Kenneth G. Wilson Biography
Birthday: June 8, 1936 (Gemini)
Born In: Waltham, Massachusetts, United States

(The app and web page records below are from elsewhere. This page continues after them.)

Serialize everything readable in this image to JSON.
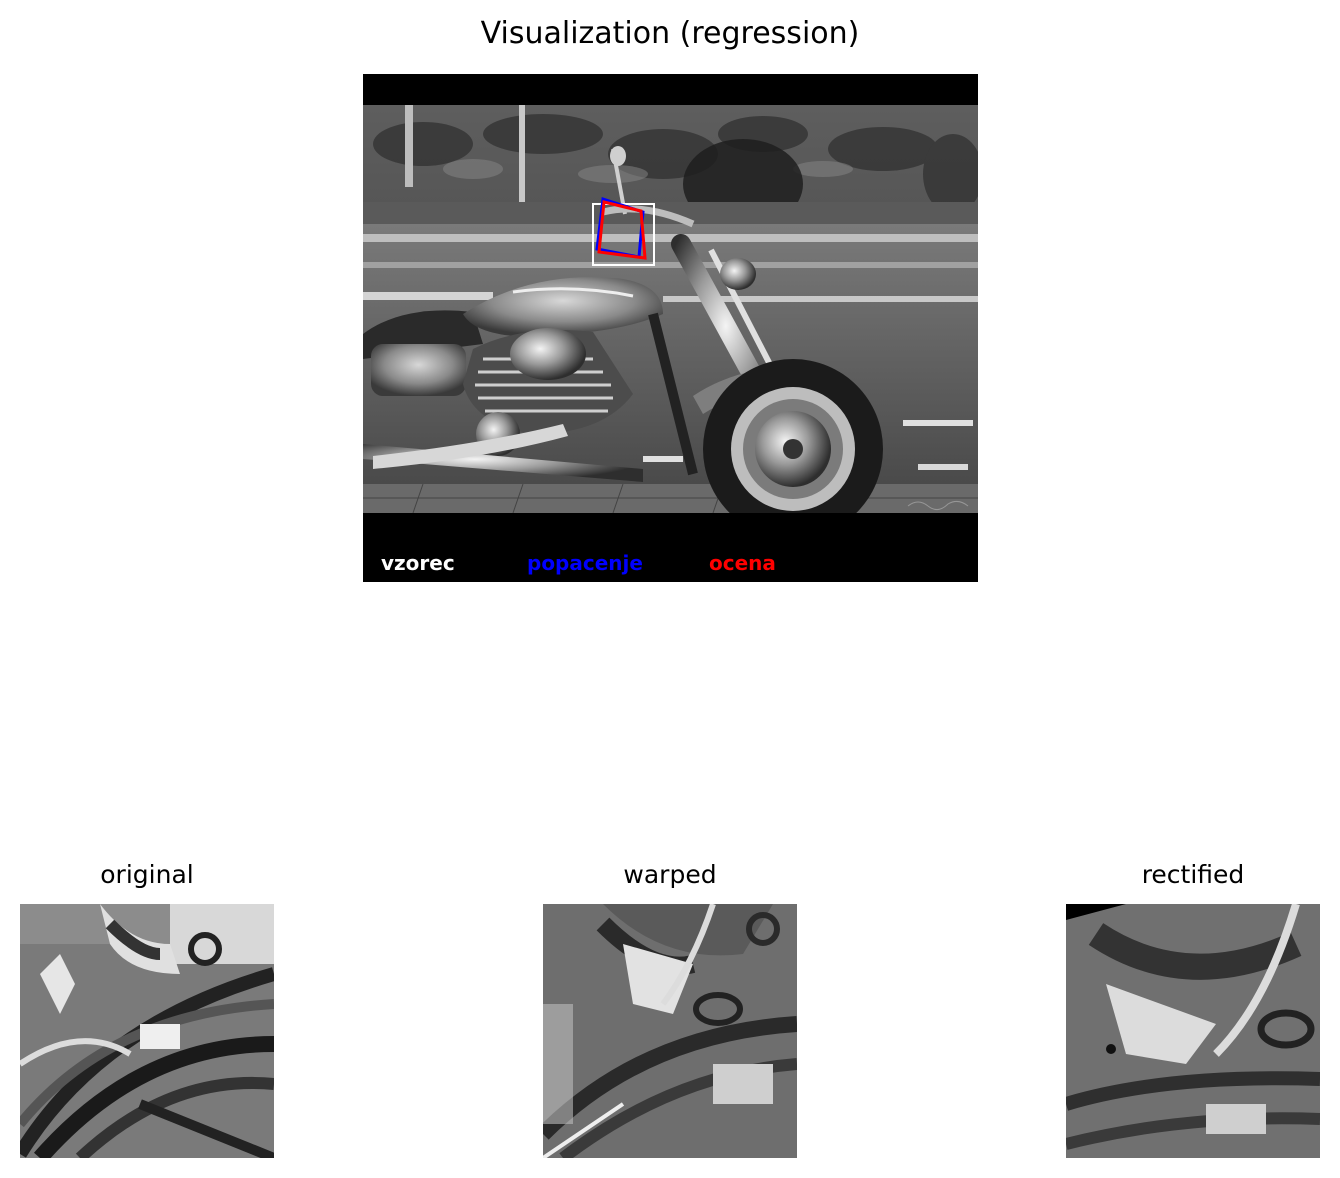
{
  "figure": {
    "title": "Visualization (regression)"
  },
  "main_image": {
    "legend": {
      "sample_label": "vzorec",
      "sample_color": "#ffffff",
      "distortion_label": "popacenje",
      "distortion_color": "#0000ff",
      "estimate_label": "ocena",
      "estimate_color": "#ff0000"
    }
  },
  "subplots": [
    {
      "title": "original"
    },
    {
      "title": "warped"
    },
    {
      "title": "rectified"
    }
  ]
}
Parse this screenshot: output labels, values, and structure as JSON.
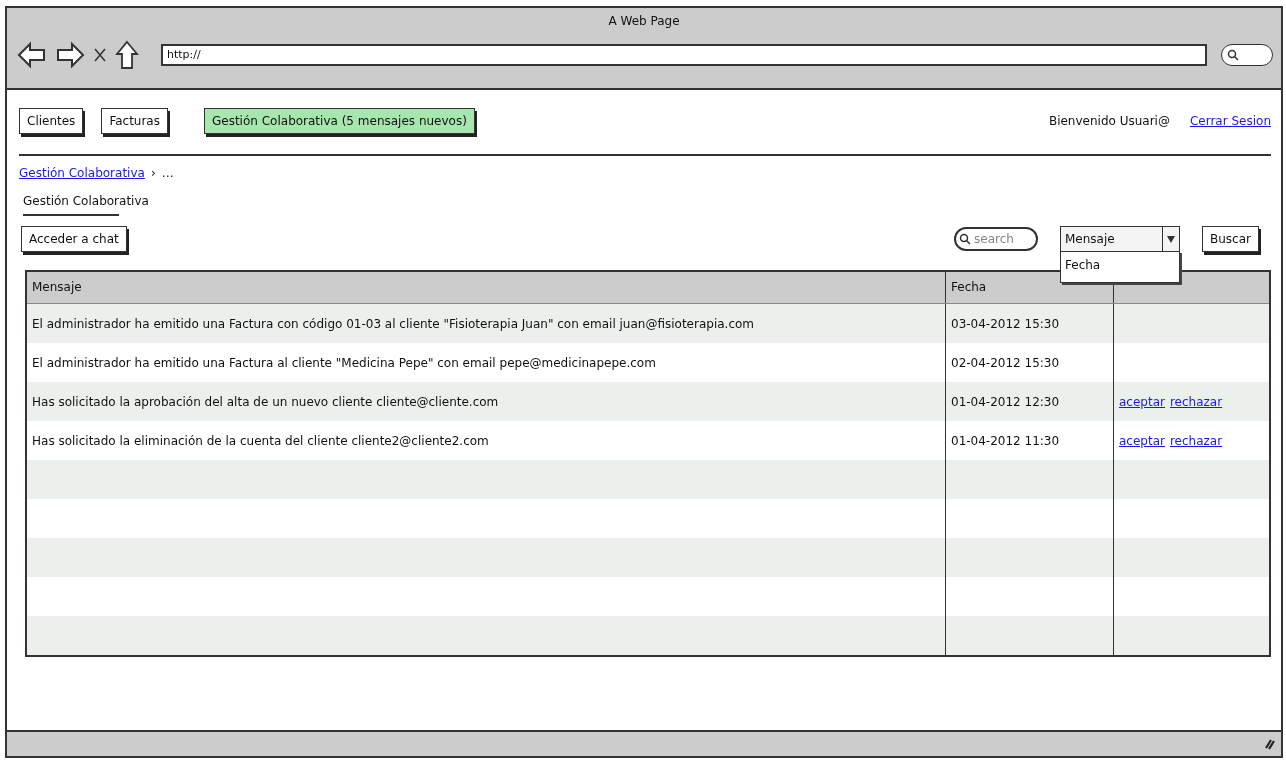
{
  "window": {
    "title": "A Web Page"
  },
  "browser": {
    "url": "http://"
  },
  "nav": {
    "buttons": [
      {
        "label": "Clientes",
        "selected": false
      },
      {
        "label": "Facturas",
        "selected": false
      },
      {
        "label": "Gestión Colaborativa (5 mensajes nuevos)",
        "selected": true
      }
    ],
    "welcome": "Bienvenido Usuari@",
    "logout": "Cerrar Sesion"
  },
  "breadcrumb": {
    "link": "Gestión Colaborativa",
    "separator": "›",
    "trailing": "…"
  },
  "heading": "Gestión Colaborativa",
  "toolbar": {
    "chat_button": "Acceder a chat",
    "search": {
      "placeholder": "search"
    },
    "sort": {
      "value": "Mensaje",
      "expanded": true,
      "options": [
        "Fecha"
      ]
    },
    "search_button": "Buscar"
  },
  "table": {
    "columns": [
      "Mensaje",
      "Fecha"
    ],
    "rows": [
      {
        "message": "El administrador ha emitido una Factura con código 01-03 al cliente \"Fisioterapia Juan\" con email juan@fisioterapia.com",
        "date": "03-04-2012 15:30",
        "actions": []
      },
      {
        "message": "El administrador ha emitido una Factura al cliente \"Medicina Pepe\" con email pepe@medicinapepe.com",
        "date": "02-04-2012 15:30",
        "actions": []
      },
      {
        "message": "Has solicitado la aprobación del alta de un nuevo cliente cliente@cliente.com",
        "date": "01-04-2012 12:30",
        "actions": [
          "aceptar",
          "rechazar"
        ]
      },
      {
        "message": "Has solicitado la eliminación de la cuenta del cliente cliente2@cliente2.com",
        "date": "01-04-2012 11:30",
        "actions": [
          "aceptar",
          "rechazar"
        ]
      }
    ]
  }
}
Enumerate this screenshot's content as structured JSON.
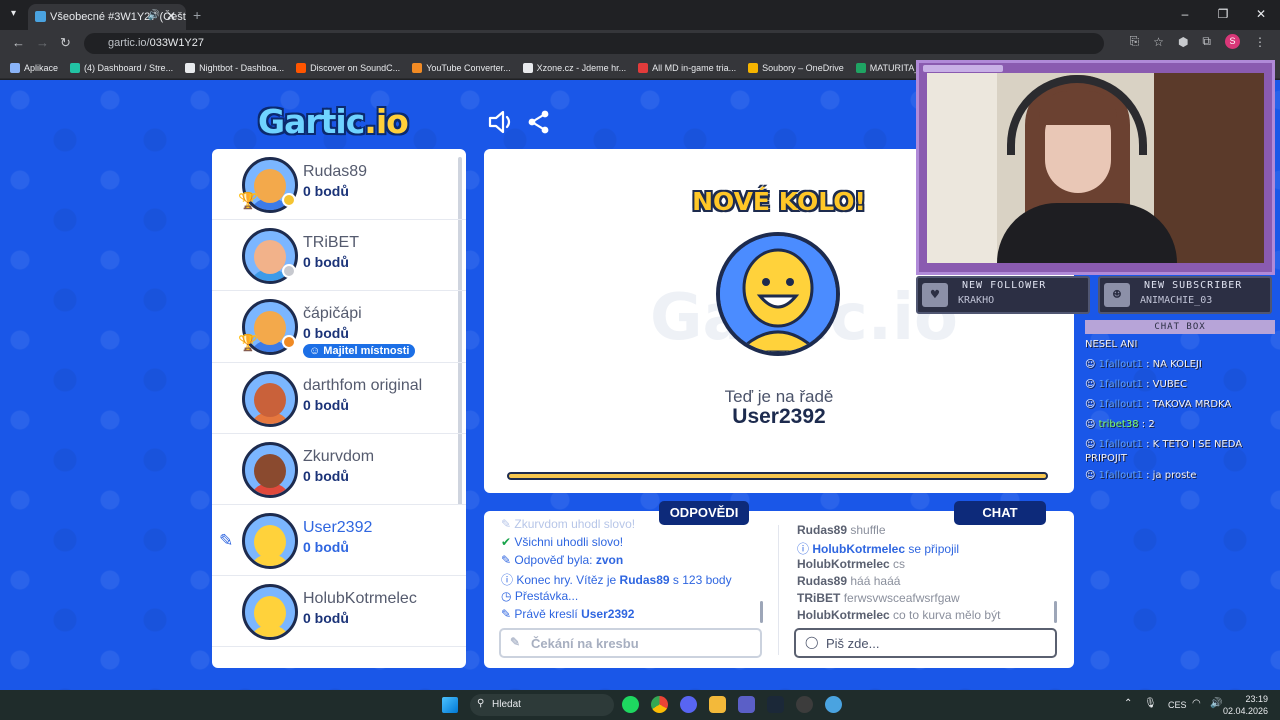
{
  "browser": {
    "tab_title": "Všeobecné #3W1Y27 (Češt",
    "url_scheme_host": "gartic.io/",
    "url_path": "033W1Y27",
    "profile_initial": "S",
    "bookmarks": [
      {
        "label": "Aplikace",
        "color": "#8ab4f8"
      },
      {
        "label": "(4) Dashboard / Stre...",
        "color": "#22c3a4"
      },
      {
        "label": "Nightbot - Dashboa...",
        "color": "#e8eaed"
      },
      {
        "label": "Discover on SoundC...",
        "color": "#ff5500"
      },
      {
        "label": "YouTube Converter...",
        "color": "#f28b24"
      },
      {
        "label": "Xzone.cz - Jdeme hr...",
        "color": "#e8eaed"
      },
      {
        "label": "All MD in-game tria...",
        "color": "#e23b3b"
      },
      {
        "label": "Soubory – OneDrive",
        "color": "#f5b400"
      },
      {
        "label": "MATURITA_OKRUH...",
        "color": "#1fa463"
      }
    ]
  },
  "game": {
    "logo_text": "Gartic",
    "logo_suffix": ".io",
    "owner_badge": "Majitel místnosti",
    "players": [
      {
        "name": "Rudas89",
        "points": "0 bodů",
        "skin": "#f3a94b",
        "body": "#3c7be8",
        "dot": "#f5c431",
        "trophy": true
      },
      {
        "name": "TRiBET",
        "points": "0 bodů",
        "skin": "#f2b28a",
        "body": "#3d9be9",
        "dot": "#c7c9cf",
        "trophy": false
      },
      {
        "name": "čápičápi",
        "points": "0 bodů",
        "skin": "#f3a94b",
        "body": "#3c7be8",
        "dot": "#f08a24",
        "trophy": true,
        "owner": true
      },
      {
        "name": "darthfom original",
        "points": "0 bodů",
        "skin": "#c9613a",
        "body": "#e5773e",
        "dot": "",
        "trophy": false
      },
      {
        "name": "Zkurvdom",
        "points": "0 bodů",
        "skin": "#8a4a2f",
        "body": "#e0493c",
        "dot": "",
        "trophy": false
      },
      {
        "name": "User2392",
        "points": "0 bodů",
        "skin": "#ffd23b",
        "body": "#ffd23b",
        "dot": "",
        "trophy": false,
        "me": true
      },
      {
        "name": "HolubKotrmelec",
        "points": "0 bodů",
        "skin": "#ffd23b",
        "body": "#ffd23b",
        "dot": "",
        "trophy": false
      }
    ],
    "round_title": "NOVÉ KOLO!",
    "turn_label": "Teď je na řadě",
    "turn_user": "User2392",
    "timer_progress_pct": 100,
    "tabs": {
      "answers": "ODPOVĚDI",
      "chat": "CHAT"
    },
    "log": [
      {
        "icon": "✔",
        "text": "Všichni uhodli slovo!",
        "cls": "g"
      },
      {
        "icon": "✎",
        "text": "Odpověď byla: ",
        "bold": "zvon"
      },
      {
        "icon": "ⓘ",
        "text": "Konec hry. Vítěz je ",
        "bold": "Rudas89",
        "tail": " s 123 body"
      },
      {
        "icon": "◷",
        "text": "Přestávka..."
      },
      {
        "icon": "✎",
        "text": "Právě kreslí ",
        "bold": "User2392"
      }
    ],
    "chat": [
      {
        "user": "Rudas89",
        "msg": "shuffle",
        "join": false
      },
      {
        "user": "HolubKotrmelec",
        "msg": "se připojil",
        "join": true
      },
      {
        "user": "HolubKotrmelec",
        "msg": "cs",
        "join": false
      },
      {
        "user": "Rudas89",
        "msg": "háá haáá",
        "join": false
      },
      {
        "user": "TRiBET",
        "msg": "ferwsvwsceafwsrfgaw",
        "join": false
      },
      {
        "user": "HolubKotrmelec",
        "msg": "co to kurva mělo být",
        "join": false
      }
    ],
    "answer_placeholder": "Čekání na kresbu",
    "chat_placeholder": "Piš zde..."
  },
  "overlay": {
    "new_follower_title": "NEW FOLLOWER",
    "new_follower_value": "KRAKHO",
    "new_sub_title": "NEW SUBSCRIBER",
    "new_sub_value": "ANIMACHIE_03",
    "chatbox_title": "CHAT BOX",
    "chatbox_lines": [
      {
        "user": "",
        "msg": "NESEL ANI"
      },
      {
        "user": "1fallout1",
        "msg": ": NA KOLEJI"
      },
      {
        "user": "1fallout1",
        "msg": ": VUBEC"
      },
      {
        "user": "1fallout1",
        "msg": ": TAKOVA MRDKA"
      },
      {
        "user": "tribet38",
        "msg": ": 2",
        "green": true
      },
      {
        "user": "1fallout1",
        "msg": ": K TETO  I SE NEDA PRIPOJIT"
      },
      {
        "user": "1fallout1",
        "msg": ": ja proste"
      }
    ]
  },
  "taskbar": {
    "search_placeholder": "Hledat",
    "lang": "CES",
    "time": "23:19",
    "date": "02.04.2026"
  }
}
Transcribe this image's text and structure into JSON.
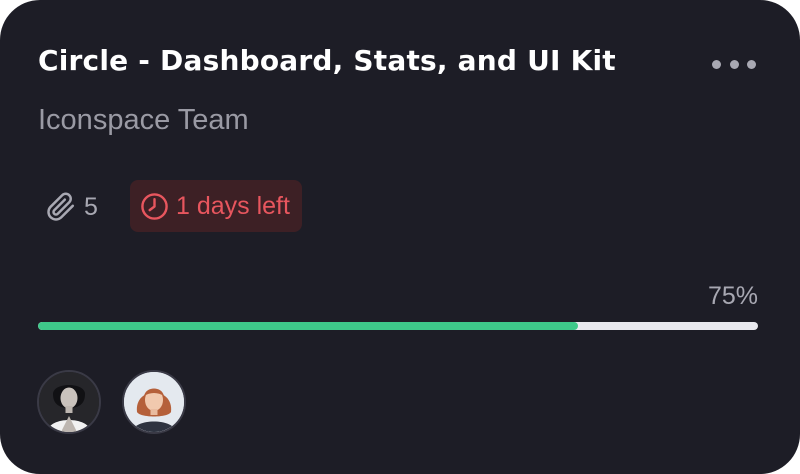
{
  "card": {
    "title": "Circle - Dashboard, Stats, and UI Kit",
    "subtitle": "Iconspace Team",
    "menu_icon": "more-horizontal-icon",
    "attachments": {
      "icon": "paperclip-icon",
      "count": "5"
    },
    "deadline": {
      "icon": "clock-icon",
      "label": "1 days left"
    },
    "progress": {
      "value": 0.75,
      "label": "75%"
    },
    "members": [
      {
        "name": "avatar-1",
        "icon": "person-avatar"
      },
      {
        "name": "avatar-2",
        "icon": "person-avatar"
      }
    ]
  },
  "colors": {
    "card_background": "#1d1d26",
    "progress_fill": "#3ec98a",
    "progress_track": "#e9e9ee",
    "deadline_text": "#e8565e",
    "deadline_background": "#3d2025",
    "muted_text": "#a8a8b2"
  }
}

Kenneth Geddes Wilson was an American theoretical physicist and a pioneer in leveraging computers for studying particle physics. He was awarded the Nobel Prize in 1982 for his work on phase transitions, such as the transformation of a substance from the liquid to the gaseous state, like melting ice and emerging magnetism. It was embodied in his fundamental work on the renormalization group. Wilson was led to this breakthrough from his struggles with mysteries in elementary particle physics and quantum field theory. The tools Wilson brought to bear in his research were diverse, ranging from abstract mathematics to supercomputing. Wilson became a pioneer in the field of supercomputing, and was instrumental in the National Science Foundation’s establishment of five national scientific supercomputing centers, one of them at Cornell University.